One major snag; however, is James. The blandsome leading man plays George as a stoic and exhausted caretaker, who lumbers from one task to the next with all the energy of a dying turtle. He is greyer and duller than any of the film’s sets, and essentially fades into the background anytime one of George’s robots are around. To be fair, their performances are pretty spectacular.
Martin pulls double-duty playing George’s wife in flashbacks, then her AI reconstruction in the present. Like Alicia Vikander in Ex Machina, her beauty is partially obscured through robotic panels. Yet Rothery doesn’t lose the details of her visage or physicality, making simple moments sing and sting. One such instance is when J3 meets her oldest sister J1. The puttering bot has strong legs but no arms, so when J3 instinctively reaches out to shake hands, it’s awkward. Martin’s jolted motion and stunned expression relay this without a human blush. Remarkably, J1’s limited shuffle and irked chirps express her own frustration. Then James numbly mutters some half-hearted promise about building her arms…someday.
Things get a little lazy when Rothery relies heavily on a pop music soundtrack to carry emotion through uninspired montages, including a dance number that feels like a pale imitation of Ex Machina’s “disco non-sequitur” (to quote Oscar Isaac). Then as J3 transitions from bot to “real girl,” there’s an awkward phase where she looks like a cheap cosplay, all painted white with a cheap white wig. The irony is the strongest performance is when the actor’s face is never seen.
Speaking in a robotic tremble with an English lilt, J2 is the heart and soul of Archive. She’s introduced as George’s lab assistant and sidekick. He treats her with the stern direction a military father might address a daughter, but her intense jealousy of J3 suggests this robo-girl has crush on her “dad.” She went from being his special girl to his discarded project. So, she petulantly sabotages things for some attention. She begs for him to improve her so she can be loved again. She has no mouth or no eyes. And yet she evoked the greatest empathy, with a downcast head, a shocked stumble, or a wounded plea.
The inhumanity of this demotion cuts deeper than George’s grief, which seems to be by design. To run from his pain, George chucks himself into work and into reclaiming what he lost. In doing so, he loses site of what he has. He becomes less human than androids he has built. From a sci-fi angle, that’s great stuff. However, James, who also produced this pic, doesn’t have the charged screen presence to pull off such a muted role. So, rather than being riveted by the whole, I was bored for all the George bits.

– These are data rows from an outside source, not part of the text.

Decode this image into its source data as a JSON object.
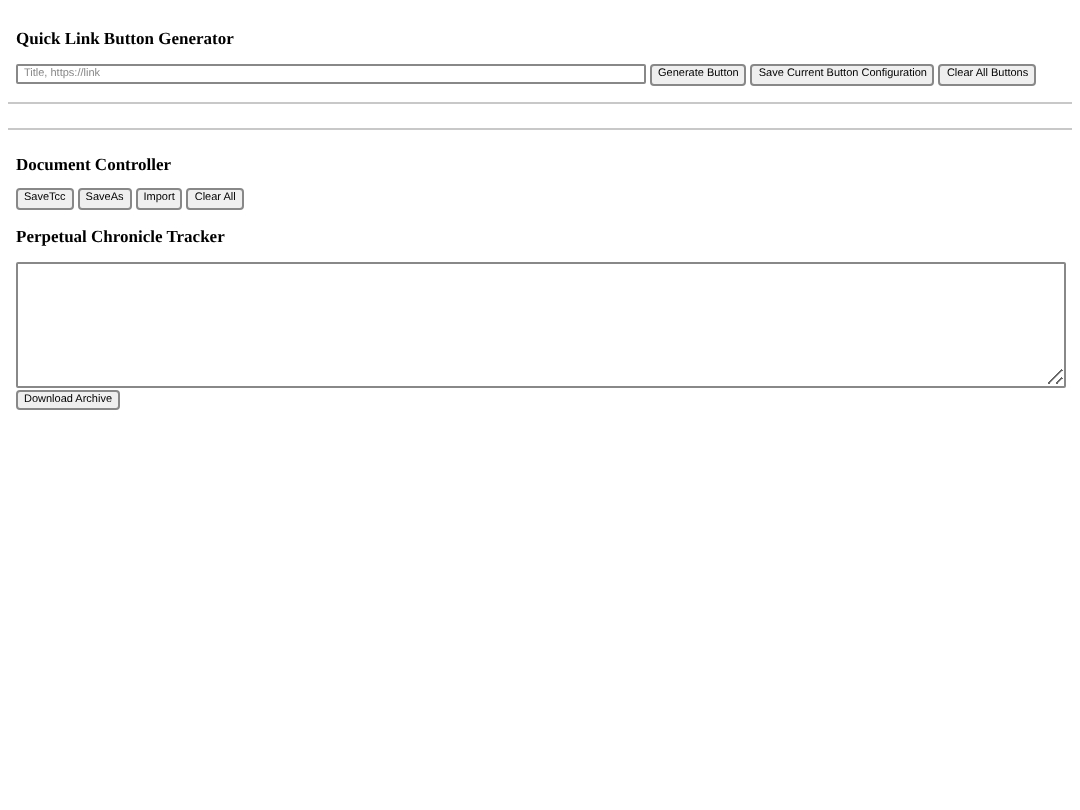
{
  "link_generator": {
    "title": "Quick Link Button Generator",
    "input": {
      "placeholder": "Title, https://link"
    },
    "buttons": [
      "Generate Button",
      "Save Current Button Configuration",
      "Clear All Buttons"
    ]
  },
  "document_controller": {
    "title": "Document Controller",
    "buttons": [
      "SaveTcc",
      "SaveAs",
      "Import",
      "Clear All"
    ]
  },
  "chronicle_tracker": {
    "title": "Perpetual Chronicle Tracker",
    "buttons": [
      "Download Archive"
    ]
  }
}
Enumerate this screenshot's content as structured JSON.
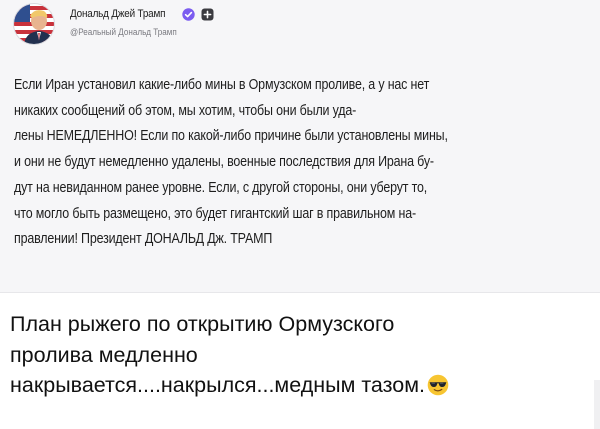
{
  "post": {
    "author_name": "Дональд Джей Трамп",
    "handle": "@Реальный Дональд Трамп",
    "text": "Если Иран установил какие-либо мины в Ормузском проливе, а у нас нет\nникаких сообщений об этом, мы хотим, чтобы они были уда-\nлены НЕМЕДЛЕННО! Если по какой-либо причине были установлены мины,\nи они не будут немедленно удалены, военные последствия для Ирана бу-\nдут на невиданном ранее уровне. Если, с другой стороны, они уберут то,\nчто могло быть размещено, это будет гигантский шаг в правильном на-\nправлении! Президент ДОНАЛЬД Дж. ТРАМП",
    "verified_badge_color": "#7b5cf0",
    "follow_badge_color": "#3b3b40"
  },
  "caption": {
    "text": "План рыжего по открытию Ормузского\nпролива медленно\nнакрывается....накрылся...медным тазом.",
    "emoji": "smiling-face-with-sunglasses"
  },
  "colors": {
    "card_background": "#f6f6f8",
    "page_background": "#ffffff"
  }
}
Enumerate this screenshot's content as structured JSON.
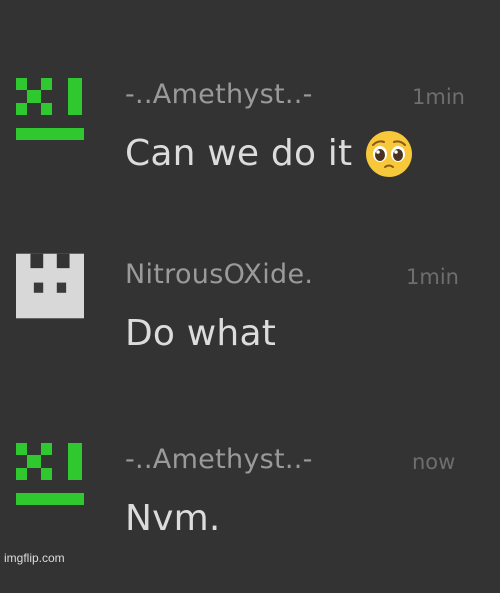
{
  "messages": [
    {
      "username": "-..Amethyst..-",
      "timestamp": "1min",
      "text": "Can we do it",
      "avatar_icon": "green-xi-icon",
      "emoji": "pleading-face-emoji"
    },
    {
      "username": "NitrousOXide.",
      "timestamp": "1min",
      "text": "Do what",
      "avatar_icon": "white-cat-icon"
    },
    {
      "username": "-..Amethyst..-",
      "timestamp": "now",
      "text": "Nvm.",
      "avatar_icon": "green-xi-icon"
    }
  ],
  "watermark": "imgflip.com",
  "colors": {
    "background": "#333333",
    "username": "#9a9a9a",
    "timestamp": "#6e6e6e",
    "message_text": "#dcdcdc",
    "avatar_green": "#2fc92f",
    "avatar_white": "#d8d8d8"
  }
}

Archive is at its best when it leans into its machines and away from its lackluster leading man. There, Rothery finds something fresh amid his allusions and tropes. There lies grace, wonder, and a glorious agony. And all of this—for better and worse—leads to a finale that is at first frustrating, then flummoxing, then pretty damn fantastic.
Archive opens in Virtual Cinema Screenings, On Demand and digital on July 10.
Header Image Source: SXSW